Breach of Contract
Contracts form the basis of your business and its operations. You or your company may contract with suppliers of raw materials, parts manufacturers, or others to supply your business with the raw materials, and equipment it needs to carry out its operations. Furthermore when you hire an employee, you are agreeing to a contractual employment relationship. While a properly bargained-for and executed contract is backed by the force of law, contract still operate on the basis of trust and practibility. When either or both of these factors are not present, deals break down and your business is left in a difficult situation of attempting to mitigate the situation.
Material and nonmaterial breaches of contract introduce uncertainty into your operations. They can delay production and delivery or prevent the performance of a particularized goal entirely. In short, when another company breaches a contract, cost are shifted on o your business. Likewise, if your business is forced to breach a contract, the non-breaching party is likely to seek damages. In either case, an experienced attorney can protect your business’ interests and its bottom-line.
What Is a Breach of Contract?
A breach simply means that one party has failed to satisfy some aspect of the deal that was bargained for and agreed to. Depending on the circumstances, the breach can involve a failure to perform a certain action or an affirmative act such as:
- The failure to make delivery at a contractually specified location.
- The failure deliver goods that conform to specifications.
- The failure to provide the quantity that was bargained for.
- Making statements that would cause the other party to anticipate a breach.
- Failure to pay for the goods or services provided.
- Requesting last minute changes that would render the deal economically unfeasible.
- Failure to respect “time is of the essence” clauses.
- One party repudiates all or some terms of the contract

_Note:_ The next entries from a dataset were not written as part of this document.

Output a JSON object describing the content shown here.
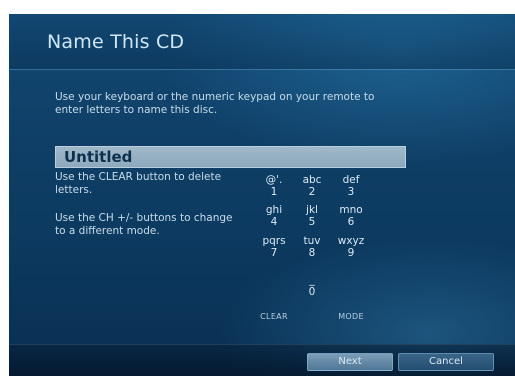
{
  "page": {
    "title": "Name This CD",
    "instructions": "Use your keyboard or the numeric keypad on your remote to enter letters to name this disc.",
    "name_value": "Untitled",
    "help_clear": "Use the CLEAR button to delete letters.",
    "help_mode": "Use the CH +/- buttons to change to a different mode."
  },
  "keypad": {
    "keys": [
      {
        "letters": "@'.",
        "digit": "1"
      },
      {
        "letters": "abc",
        "digit": "2"
      },
      {
        "letters": "def",
        "digit": "3"
      },
      {
        "letters": "ghi",
        "digit": "4"
      },
      {
        "letters": "jkl",
        "digit": "5"
      },
      {
        "letters": "mno",
        "digit": "6"
      },
      {
        "letters": "pqrs",
        "digit": "7"
      },
      {
        "letters": "tuv",
        "digit": "8"
      },
      {
        "letters": "wxyz",
        "digit": "9"
      },
      {
        "letters": "_",
        "digit": "0"
      }
    ],
    "clear_label": "CLEAR",
    "mode_label": "MODE"
  },
  "buttons": {
    "next_label": "Next",
    "cancel_label": "Cancel"
  }
}
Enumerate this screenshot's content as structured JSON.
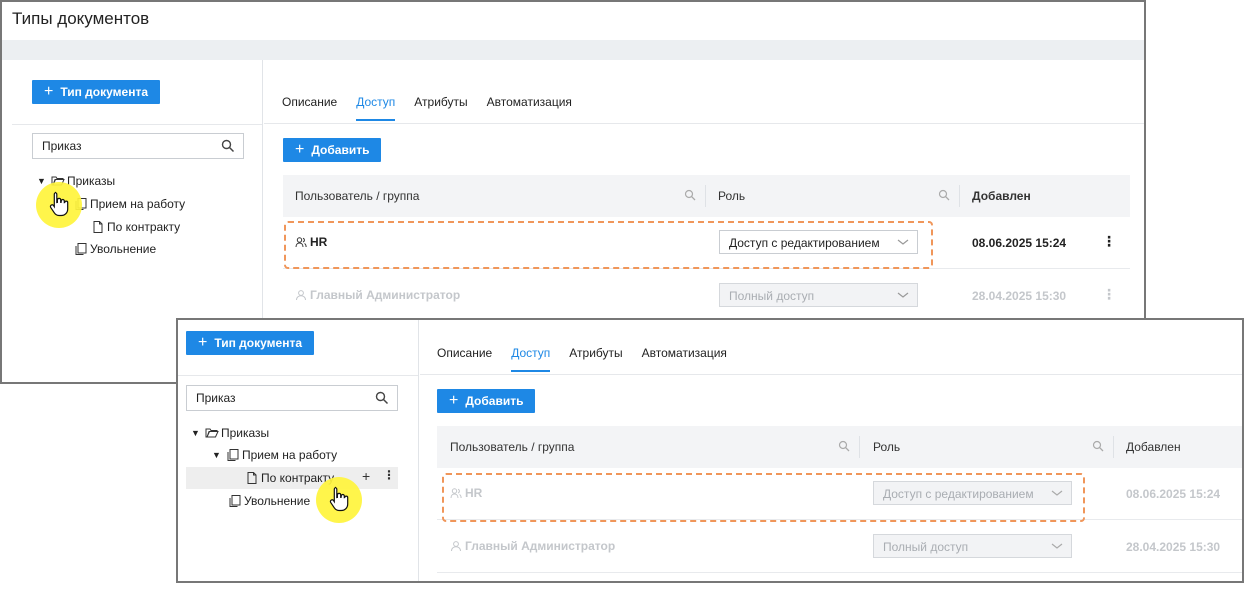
{
  "window": {
    "title": "Типы документов"
  },
  "left": {
    "add_type_label": "Тип документа",
    "search_value": "Приказ",
    "tree": {
      "root": "Приказы",
      "child1": "Прием на работу",
      "child1_1": "По контракту",
      "child2": "Увольнение"
    }
  },
  "tabs": [
    "Описание",
    "Доступ",
    "Атрибуты",
    "Автоматизация"
  ],
  "active_tab": "Доступ",
  "add_label": "Добавить",
  "table": {
    "col_user": "Пользователь / группа",
    "col_role": "Роль",
    "col_added": "Добавлен",
    "rows": [
      {
        "user": "HR",
        "role": "Доступ с редактированием",
        "added": "08.06.2025 15:24"
      },
      {
        "user": "Главный Администратор",
        "role": "Полный доступ",
        "added": "28.04.2025 15:30"
      }
    ]
  },
  "tree_tools": {
    "add": "+",
    "more": "⋮"
  },
  "colors": {
    "accent": "#1e88e5",
    "highlight": "#f0965a",
    "cursor": "#fff43c"
  }
}
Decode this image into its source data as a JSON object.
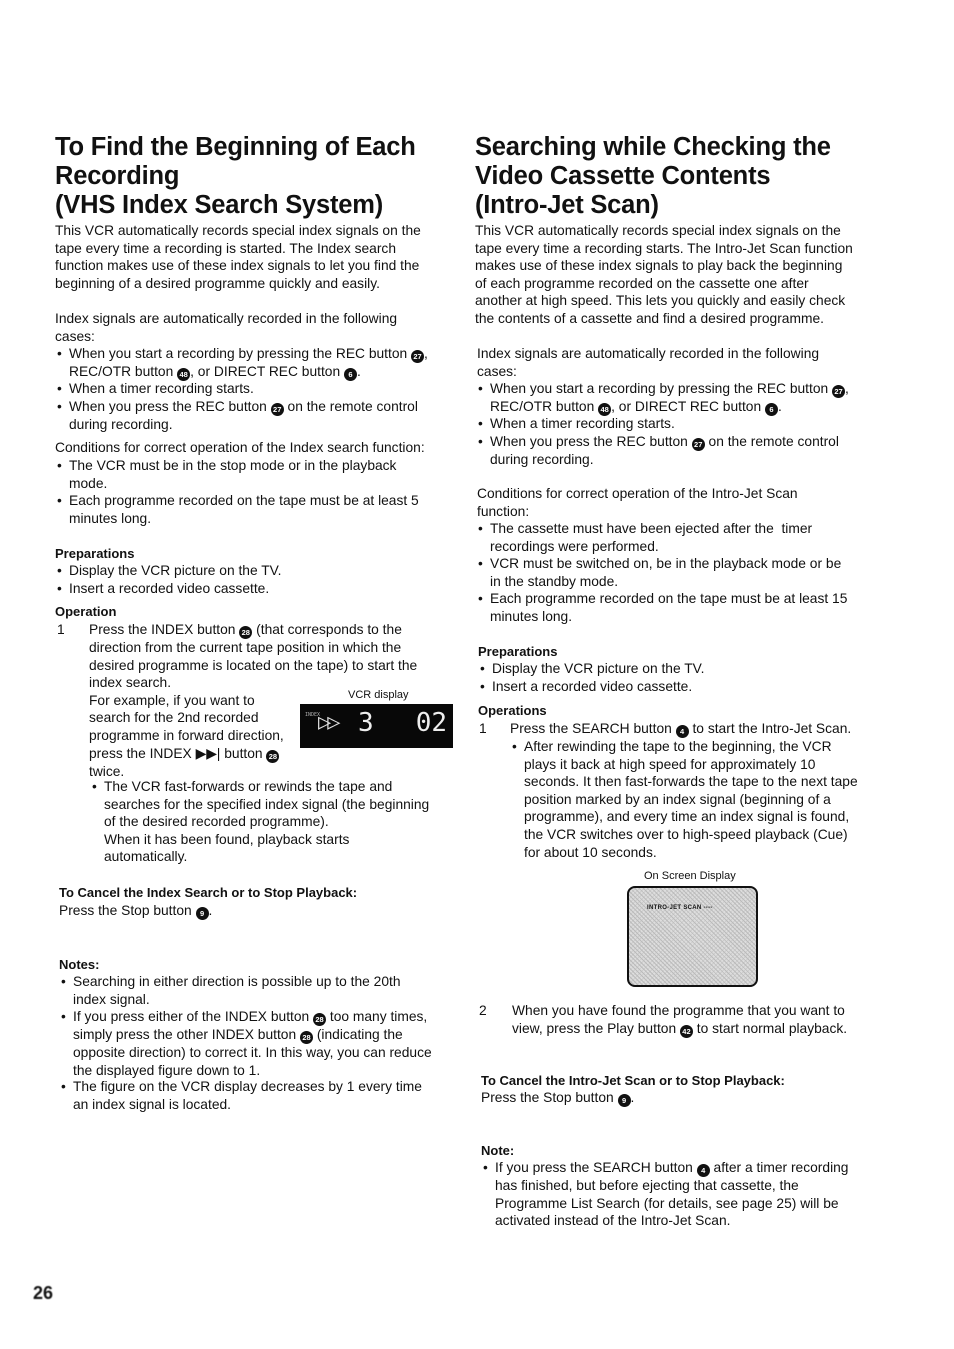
{
  "left": {
    "title": "To Find the Beginning of Each\nRecording\n(VHS Index Search System)",
    "intro": "This VCR automatically records special index signals on the\ntape every time a recording is started. The Index search\nfunction makes use of these index signals to let you find the\nbeginning of a desired programme quickly and easily.",
    "index_intro": "Index signals are automatically recorded in the following\ncases:",
    "index_cases": [
      "When you start a recording by pressing the REC button {27},\nREC/OTR button {48}, or DIRECT REC button {6}.",
      "When a timer recording starts.",
      "When you press the REC button {27} on the remote control\nduring recording."
    ],
    "conditions_intro": "Conditions for correct operation of the Index search function:",
    "conditions": [
      "The VCR must be in the stop mode or in the playback\nmode.",
      "Each programme recorded on the tape must be at least 5\nminutes long."
    ],
    "preparations_heading": "Preparations",
    "preparations": [
      "Display the VCR picture on the TV.",
      "Insert a recorded video cassette."
    ],
    "operation_heading": "Operation",
    "step1_num": "1",
    "step1_text": "Press the INDEX button {28} (that corresponds to the\ndirection from the current tape position in which the\ndesired programme is located on the tape) to start the\nindex search.\nFor example, if you want to\nsearch for the 2nd recorded\nprogramme in forward direction,\npress the INDEX ▶▶| button {28}\ntwice.",
    "vcr_display_label": "VCR display",
    "vcr_display": {
      "arrows": "▷▷",
      "left_digit": "3",
      "right_digits": "02",
      "tiny_label": "INDEX"
    },
    "step1_bullet": "The VCR fast-forwards or rewinds the tape and\nsearches for the specified index signal (the beginning\nof the desired recorded programme).\nWhen it has been found, playback starts\nautomatically.",
    "cancel_heading": "To Cancel the Index Search or to Stop Playback:",
    "cancel_text": "Press the Stop button {9}.",
    "notes_heading": "Notes:",
    "notes": [
      "Searching in either direction is possible up to the 20th\nindex signal.",
      "If you press either of the INDEX button {28} too many times,\nsimply press the other INDEX button {28} (indicating the\nopposite direction) to correct it. In this way, you can reduce\nthe displayed figure down to 1.",
      "The figure on the VCR display decreases by 1 every time\nan index signal is located."
    ]
  },
  "right": {
    "title": "Searching while Checking the\nVideo Cassette Contents\n(Intro-Jet Scan)",
    "intro": "This VCR automatically records special index signals on the\ntape every time a recording starts. The Intro-Jet Scan function\nmakes use of these index signals to play back the beginning\nof each programme recorded on the cassette one after\nanother at high speed. This lets you quickly and easily check\nthe contents of a cassette and find a desired programme.",
    "index_intro": "Index signals are automatically recorded in the following\ncases:",
    "index_cases": [
      "When you start a recording by pressing the REC button {27},\nREC/OTR button {48}, or DIRECT REC button {6}.",
      "When a timer recording starts.",
      "When you press the REC button {27} on the remote control\nduring recording."
    ],
    "conditions_intro": "Conditions for correct operation of the Intro-Jet Scan\nfunction:",
    "conditions": [
      "The cassette must have been ejected after the  timer\nrecordings were performed.",
      "VCR must be switched on, be in the playback mode or be\nin the standby mode.",
      "Each programme recorded on the tape must be at least 15\nminutes long."
    ],
    "preparations_heading": "Preparations",
    "preparations": [
      "Display the VCR picture on the TV.",
      "Insert a recorded video cassette."
    ],
    "operations_heading": "Operations",
    "step1_num": "1",
    "step1_text": "Press the SEARCH button {4} to start the Intro-Jet Scan.",
    "step1_bullet": "After rewinding the tape to the beginning, the VCR\nplays it back at high speed for approximately 10\nseconds. It then fast-forwards the tape to the next tape\nposition marked by an index signal (beginning of a\nprogramme), and every time an index signal is found,\nthe VCR switches over to high-speed playback (Cue)\nfor about 10 seconds.",
    "osd_label": "On Screen Display",
    "osd_text": "INTRO-JET SCAN  ----",
    "step2_num": "2",
    "step2_text": "When you have found the programme that you want to\nview, press the Play button {42} to start normal playback.",
    "cancel_heading": "To Cancel the Intro-Jet Scan or to Stop Playback:",
    "cancel_text": "Press the Stop button {9}.",
    "note_heading": "Note:",
    "notes": [
      "If you press the SEARCH button {4} after a timer recording\nhas finished, but before ejecting that cassette, the\nProgramme List Search (for details, see page 25) will be\nactivated instead of the Intro-Jet Scan."
    ]
  },
  "page_number": "26"
}
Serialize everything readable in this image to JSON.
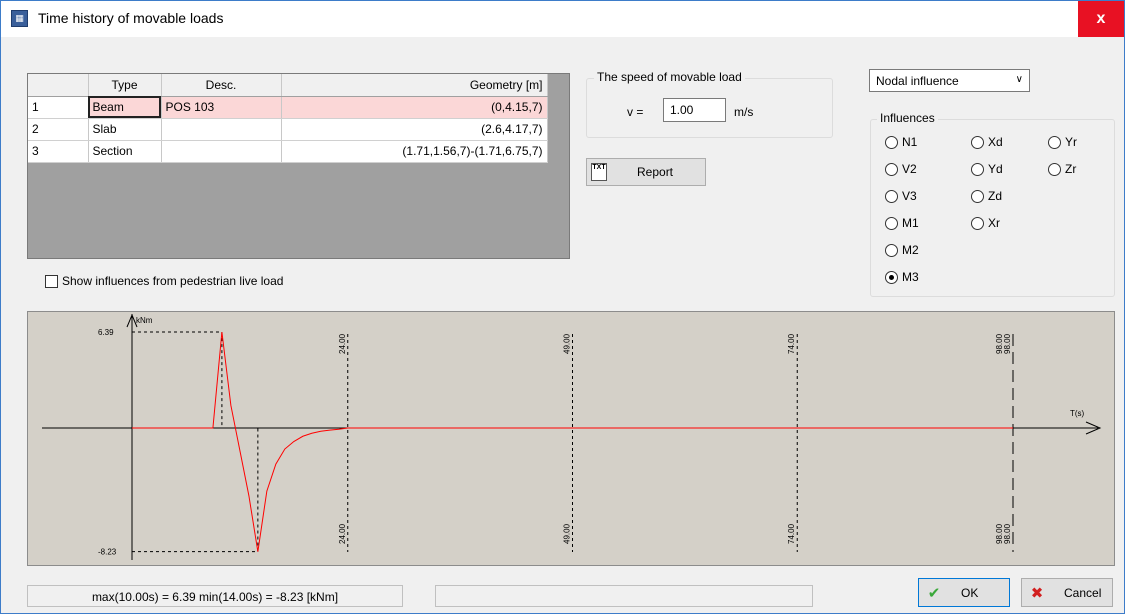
{
  "window": {
    "title": "Time history of movable loads",
    "close": "x"
  },
  "grid": {
    "headers": [
      "",
      "Type",
      "Desc.",
      "Geometry [m]"
    ],
    "rows": [
      {
        "num": "1",
        "type": "Beam",
        "desc": "POS 103",
        "geometry": "(0,4.15,7)"
      },
      {
        "num": "2",
        "type": "Slab",
        "desc": "",
        "geometry": "(2.6,4.17,7)"
      },
      {
        "num": "3",
        "type": "Section",
        "desc": "",
        "geometry": "(1.71,1.56,7)-(1.71,6.75,7)"
      }
    ]
  },
  "pedestrian_checkbox": {
    "label": "Show influences from pedestrian live load",
    "checked": false
  },
  "speed": {
    "title": "The speed of movable load",
    "label": "v =",
    "value": "1.00",
    "unit": "m/s"
  },
  "report": {
    "label": "Report",
    "icon": "txt-report-icon",
    "icon_text": "TXT"
  },
  "influence_mode": {
    "selected": "Nodal influence"
  },
  "influences": {
    "title": "Influences",
    "options": [
      "N1",
      "V2",
      "V3",
      "M1",
      "M2",
      "M3",
      "Xd",
      "Yd",
      "Zd",
      "Xr",
      "Yr",
      "Zr"
    ],
    "selected": "M3"
  },
  "chart_data": {
    "type": "line",
    "ylabel": "kNm",
    "xlabel": "T(s)",
    "y_max_label": "6.39",
    "y_min_label": "-8.23",
    "markers": [
      "24.00",
      "49.00",
      "74.00",
      "98.00"
    ],
    "end_marker_pair": [
      "98.00",
      "98.00"
    ],
    "x_range": [
      0,
      98
    ],
    "series": [
      {
        "color": "#ff0000",
        "x": [
          0,
          9,
          10,
          11,
          12,
          13,
          14,
          15,
          16,
          17,
          18,
          19,
          20,
          21,
          22,
          23,
          24,
          98
        ],
        "y": [
          0,
          0,
          6.39,
          1.5,
          -1.5,
          -4.5,
          -8.23,
          -4.2,
          -2.4,
          -1.4,
          -0.9,
          -0.55,
          -0.35,
          -0.22,
          -0.14,
          -0.08,
          0,
          0
        ]
      }
    ]
  },
  "status": {
    "left": "max(10.00s) = 6.39  min(14.00s) = -8.23 [kNm]",
    "right": ""
  },
  "buttons": {
    "ok": "OK",
    "cancel": "Cancel"
  }
}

The circumstances where a breach can occur is limited only by the types of things that can be contracted for. Furthermore, the amount and type of damages that may be at issue following a breach are based on the language recorded in the contract. An experienced lawyer can protect your business’ essential interests through careful contractual drafting.
What Types of Relief May Be Available Following a Breach?
Following a breach, the non-breaching party will often seek damages. In some cases these damages can be negotiated for informally without resorting to litigation. However in other circumstances, your business may have to litigate to protect its interests. When a breach of contract is litigated, the damages that are available are dependent on the contract, whether the breach was material, and a host of other factors. However, damages that are commonly available in these types of situations can include:
- Consequential damages – Consequential damages are concerned with putting the non-breaching party into the same position it would have been but for the breach. Compensatory damages can cover the difference in cost between the original price and the new price when finding a replacement for a bargained-for part or service.
- Liquidated damages – Liquidated damages are damages that are negotiated and bargained for as part of the contractual drafting process. This type of damages is written into the contract for when a breach occurs.
- Nominal damages – Nominal damages is a small award that is typically granted when a party did breach the contract, but the consequences of the breach were slight.
- Punitive damages – Punitive damages are probably the least common form of damages for a breach of contract. Damages of this type is typically reserved for particularly wrongful or egregious behavior. These damages are sometimes described as “sending a message.”
- Rescission – Rescission, like its related word rescind, simply means that all or part of the contract is rescinded and treated by the court as if it did not exist. Recession unwinds the transaction by the parties and attempts to return them to a state that is as close as possible to before they entered into the contract.
- Specific performance – In civil matters, courts are typically reluctant to order a business or individual to do or to not do something. However, in unique circumstances – such as where a replacement cannot compensate or replace the bargained-for good or service – a court will order one party to complete performance of the contract.
The particular relief that may be available or in question is specific and particularized to your matter. An attorney cannot state the types of relief your business may be entitled to without first reviewing the contract, facts, and circumstances present in your matter.
Rely On A Contract Litigation Attorney
The attorneys of Meredith & Narine are committed to providing high-quality representation in drafting, administering, and litigating contractual matters. If a business or individual has breached its obligations owed, contact our experienced team of attorneys. To discuss how our firm can assist your business with its contractual concerns, call us at (215) 995-2769 or contact us online for a confidential consultation.